Melanie Delva, Reconciliation Animator for the Anglican Church of Canada, gives us a different view of our neighbours. Delva challenges us to decide whether we respond to carry on the status quo, or step up to the plate and make a difference. Delva brings to our attention that Indigenous rights in Canada are “not only consistently ignored in Canada, but also when Indigenous peoples begin to stand up and claim their rights, there are dire and violent consequences.”

For instance, there is the militarized presence against Six Nations Land Defenders at 1492 Land Back Lane. In Nova Scotia “mobs of angry fishers” have raided Mi’kmaq a fishing storage building, torching vehicles and trapping fishers in facilities, while, and you might have seen a news photo of this, the RCMP did nothing. In the west, Wet’suwet’en hereditary chiefs and supporters are being characterized by CSIS as being involved in terrorism!

As a country we are continuing to interact with the First Nations, Inuit and Metis peoples of this country as if they are somehow not like us. Not the same as us. Many of us have been taught this since we were children. And then there are the difficult living conditions experienced by many Indigenous communities, some isolated: issues of the lack of clean water, lack of mold-free housing, lack of indoor plumbing; lack of enough housing to decrease crowding and the easy transmission of illness. Canada has still not introduced legislation implementing the United Nations Declaration on the Rights of Indigenous Peoples!

CL Lewis had another take on loving our neighbour. He said, “Do not waste time bothering whether you “love” your neighbour; act as if you did. As soon as we do this, we find one of the great secrets. When you are behaving as if you loved someone you will presently come to love [them].” – C. S. Lewis[iv]

Act as if you love your neighbour. LOVE them. [pause] What would that look like? Caring for each other. Seeking understanding. Offer your neighbour what you might want from someone who related to you as an equal member of the human race.

Melanie Delva suggests 3 ways we can join in the ecumenical coalition call Faith in the Declaration, adding our voices, loving our neighbours, showing our support. I will include the article by Melanie Delva with the video link of the service this week. [slight pause]

Love God. Love your neighbour. Love yourself. That’s it. That’s all. Each of us has the ability to do these things. Each of us.

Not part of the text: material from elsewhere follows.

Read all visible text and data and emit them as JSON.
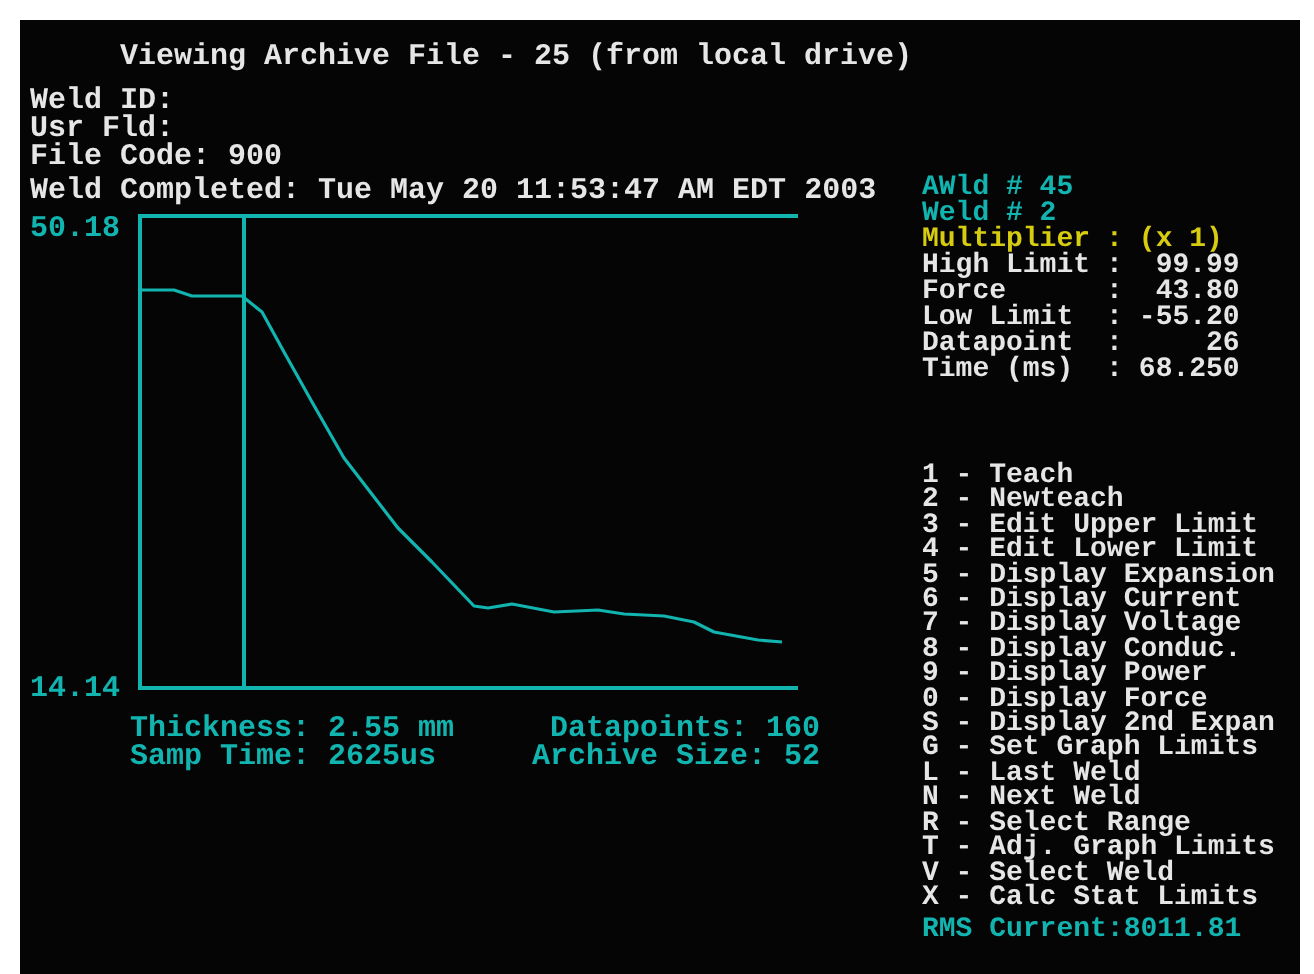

May God the Creator show us the way to live a generous and compassionate life. Give us your strength to live together with respect and commitment as we grow in your Spirit, for you are God, now and forever. Amen.

[i] Jarrod Longbons: Don’t Overlook the First Command https:/

[ii] Ibid.